╔══

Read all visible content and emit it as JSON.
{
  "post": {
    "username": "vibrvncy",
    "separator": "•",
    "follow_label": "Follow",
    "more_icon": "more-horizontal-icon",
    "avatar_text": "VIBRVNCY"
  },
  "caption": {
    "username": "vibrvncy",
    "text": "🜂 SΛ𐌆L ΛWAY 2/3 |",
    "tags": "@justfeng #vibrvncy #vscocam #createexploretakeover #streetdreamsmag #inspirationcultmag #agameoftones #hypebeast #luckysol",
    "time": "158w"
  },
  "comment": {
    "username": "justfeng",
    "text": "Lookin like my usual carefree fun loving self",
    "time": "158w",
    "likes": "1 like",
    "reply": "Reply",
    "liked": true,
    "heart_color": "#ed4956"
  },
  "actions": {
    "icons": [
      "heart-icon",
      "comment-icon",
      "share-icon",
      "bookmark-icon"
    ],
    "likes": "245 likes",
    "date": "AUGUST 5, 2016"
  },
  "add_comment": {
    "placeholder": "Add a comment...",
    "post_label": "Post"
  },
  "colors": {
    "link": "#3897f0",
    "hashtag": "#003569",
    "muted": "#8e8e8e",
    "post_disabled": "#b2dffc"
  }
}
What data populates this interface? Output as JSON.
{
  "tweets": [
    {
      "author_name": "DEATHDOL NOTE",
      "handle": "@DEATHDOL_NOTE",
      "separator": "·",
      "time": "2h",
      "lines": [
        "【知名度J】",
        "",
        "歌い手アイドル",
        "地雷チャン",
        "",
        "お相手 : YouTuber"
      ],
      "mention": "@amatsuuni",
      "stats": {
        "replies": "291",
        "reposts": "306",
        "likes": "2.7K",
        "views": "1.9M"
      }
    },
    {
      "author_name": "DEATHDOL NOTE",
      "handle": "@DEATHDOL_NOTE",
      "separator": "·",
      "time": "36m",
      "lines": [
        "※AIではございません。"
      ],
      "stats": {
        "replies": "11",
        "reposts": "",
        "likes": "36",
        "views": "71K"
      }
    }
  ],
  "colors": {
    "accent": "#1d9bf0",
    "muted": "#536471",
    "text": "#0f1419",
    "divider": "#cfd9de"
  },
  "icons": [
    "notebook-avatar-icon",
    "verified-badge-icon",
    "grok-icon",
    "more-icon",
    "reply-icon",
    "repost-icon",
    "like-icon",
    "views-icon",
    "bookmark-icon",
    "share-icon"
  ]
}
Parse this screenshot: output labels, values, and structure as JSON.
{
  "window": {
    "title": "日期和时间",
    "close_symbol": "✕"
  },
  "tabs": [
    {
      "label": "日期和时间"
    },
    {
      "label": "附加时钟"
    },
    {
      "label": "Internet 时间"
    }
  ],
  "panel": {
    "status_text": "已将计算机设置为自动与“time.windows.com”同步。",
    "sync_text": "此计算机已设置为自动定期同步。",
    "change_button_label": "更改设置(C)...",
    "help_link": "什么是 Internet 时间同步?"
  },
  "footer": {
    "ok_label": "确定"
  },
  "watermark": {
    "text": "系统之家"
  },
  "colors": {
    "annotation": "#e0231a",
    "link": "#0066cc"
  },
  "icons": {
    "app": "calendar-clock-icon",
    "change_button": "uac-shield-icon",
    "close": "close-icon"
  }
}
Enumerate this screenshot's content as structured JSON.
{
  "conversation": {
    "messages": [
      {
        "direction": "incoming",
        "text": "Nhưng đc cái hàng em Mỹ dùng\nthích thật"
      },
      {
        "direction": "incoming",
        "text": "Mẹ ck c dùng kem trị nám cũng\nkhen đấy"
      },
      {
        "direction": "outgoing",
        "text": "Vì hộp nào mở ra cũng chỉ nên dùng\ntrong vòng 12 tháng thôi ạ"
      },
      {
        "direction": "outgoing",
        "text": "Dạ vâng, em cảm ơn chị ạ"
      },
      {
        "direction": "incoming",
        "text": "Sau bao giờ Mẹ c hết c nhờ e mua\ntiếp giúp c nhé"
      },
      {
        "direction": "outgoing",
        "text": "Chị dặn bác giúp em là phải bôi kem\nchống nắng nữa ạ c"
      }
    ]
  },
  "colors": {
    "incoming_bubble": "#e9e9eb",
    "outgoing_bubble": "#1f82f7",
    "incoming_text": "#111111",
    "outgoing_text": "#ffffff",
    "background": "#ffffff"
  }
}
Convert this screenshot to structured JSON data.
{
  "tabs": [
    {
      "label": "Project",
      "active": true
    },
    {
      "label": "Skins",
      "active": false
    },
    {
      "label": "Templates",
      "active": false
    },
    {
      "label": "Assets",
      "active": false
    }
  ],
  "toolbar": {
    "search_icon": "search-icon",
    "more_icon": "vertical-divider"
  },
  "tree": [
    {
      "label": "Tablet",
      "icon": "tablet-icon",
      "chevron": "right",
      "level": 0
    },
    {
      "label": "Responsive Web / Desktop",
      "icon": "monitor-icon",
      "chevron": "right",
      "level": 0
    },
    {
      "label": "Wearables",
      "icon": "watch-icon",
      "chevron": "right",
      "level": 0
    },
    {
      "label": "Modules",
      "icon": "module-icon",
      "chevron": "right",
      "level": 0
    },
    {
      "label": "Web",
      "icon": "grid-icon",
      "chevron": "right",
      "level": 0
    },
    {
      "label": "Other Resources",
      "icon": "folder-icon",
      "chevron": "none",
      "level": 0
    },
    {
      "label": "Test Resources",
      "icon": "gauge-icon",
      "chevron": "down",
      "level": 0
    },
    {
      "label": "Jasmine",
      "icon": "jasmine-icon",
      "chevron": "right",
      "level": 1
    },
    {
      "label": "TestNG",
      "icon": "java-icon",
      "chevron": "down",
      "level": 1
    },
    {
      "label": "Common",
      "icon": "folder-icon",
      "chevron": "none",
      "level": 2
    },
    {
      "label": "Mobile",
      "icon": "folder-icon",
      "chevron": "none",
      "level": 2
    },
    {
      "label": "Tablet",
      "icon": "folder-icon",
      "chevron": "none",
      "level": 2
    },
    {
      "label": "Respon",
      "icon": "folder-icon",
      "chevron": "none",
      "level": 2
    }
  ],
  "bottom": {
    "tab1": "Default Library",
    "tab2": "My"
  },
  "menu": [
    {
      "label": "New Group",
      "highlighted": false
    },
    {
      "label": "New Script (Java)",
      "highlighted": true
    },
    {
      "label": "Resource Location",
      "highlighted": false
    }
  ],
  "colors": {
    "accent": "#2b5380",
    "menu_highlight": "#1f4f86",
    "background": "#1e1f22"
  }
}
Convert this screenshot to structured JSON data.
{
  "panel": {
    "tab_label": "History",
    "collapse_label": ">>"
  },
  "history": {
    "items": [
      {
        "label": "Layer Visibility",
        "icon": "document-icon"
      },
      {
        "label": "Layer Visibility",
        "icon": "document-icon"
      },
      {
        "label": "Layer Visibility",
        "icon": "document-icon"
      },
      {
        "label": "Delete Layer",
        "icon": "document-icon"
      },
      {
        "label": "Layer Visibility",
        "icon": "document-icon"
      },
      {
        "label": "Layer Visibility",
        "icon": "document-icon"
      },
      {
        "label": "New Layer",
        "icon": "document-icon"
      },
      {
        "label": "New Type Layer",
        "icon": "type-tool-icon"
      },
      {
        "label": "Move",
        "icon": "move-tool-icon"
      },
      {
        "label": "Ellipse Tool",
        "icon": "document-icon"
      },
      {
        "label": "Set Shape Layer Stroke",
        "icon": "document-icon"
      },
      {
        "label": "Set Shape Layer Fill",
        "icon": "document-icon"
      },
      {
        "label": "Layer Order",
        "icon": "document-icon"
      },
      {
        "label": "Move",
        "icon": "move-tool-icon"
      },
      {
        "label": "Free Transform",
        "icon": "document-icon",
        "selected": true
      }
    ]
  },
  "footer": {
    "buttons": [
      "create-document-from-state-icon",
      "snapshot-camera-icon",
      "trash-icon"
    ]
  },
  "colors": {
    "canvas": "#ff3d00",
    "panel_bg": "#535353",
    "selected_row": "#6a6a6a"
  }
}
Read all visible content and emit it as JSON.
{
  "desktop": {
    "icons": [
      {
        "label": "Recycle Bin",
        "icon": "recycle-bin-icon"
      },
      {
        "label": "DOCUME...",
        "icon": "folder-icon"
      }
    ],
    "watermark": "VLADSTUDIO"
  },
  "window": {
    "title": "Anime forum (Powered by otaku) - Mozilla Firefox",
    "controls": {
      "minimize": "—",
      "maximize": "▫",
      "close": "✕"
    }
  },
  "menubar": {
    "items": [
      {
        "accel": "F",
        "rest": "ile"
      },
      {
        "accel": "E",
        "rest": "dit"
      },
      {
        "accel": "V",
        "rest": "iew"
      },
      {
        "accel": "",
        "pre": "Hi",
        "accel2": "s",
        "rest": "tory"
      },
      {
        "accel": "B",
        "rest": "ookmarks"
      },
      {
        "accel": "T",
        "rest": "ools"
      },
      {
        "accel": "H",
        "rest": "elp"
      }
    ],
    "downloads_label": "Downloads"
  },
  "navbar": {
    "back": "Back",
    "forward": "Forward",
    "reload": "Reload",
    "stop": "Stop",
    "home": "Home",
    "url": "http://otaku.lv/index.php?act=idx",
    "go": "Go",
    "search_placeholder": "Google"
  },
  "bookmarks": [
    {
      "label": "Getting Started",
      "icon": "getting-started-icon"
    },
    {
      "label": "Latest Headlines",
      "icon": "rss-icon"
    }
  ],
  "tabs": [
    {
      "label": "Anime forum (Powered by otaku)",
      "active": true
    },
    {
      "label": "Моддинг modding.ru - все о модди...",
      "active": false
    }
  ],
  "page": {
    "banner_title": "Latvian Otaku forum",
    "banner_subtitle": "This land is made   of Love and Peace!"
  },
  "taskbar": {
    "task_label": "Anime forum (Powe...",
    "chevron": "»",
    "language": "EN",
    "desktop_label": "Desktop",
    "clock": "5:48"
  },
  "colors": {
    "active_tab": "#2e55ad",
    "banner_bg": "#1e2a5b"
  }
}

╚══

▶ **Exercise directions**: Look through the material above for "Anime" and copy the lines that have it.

▶ **Exercise result**:
    "title": "Anime forum (Powered by otaku) - Mozilla Firefox",
      "label": "Anime forum (Powered by otaku)",
    "task_label": "Anime forum (Powe...",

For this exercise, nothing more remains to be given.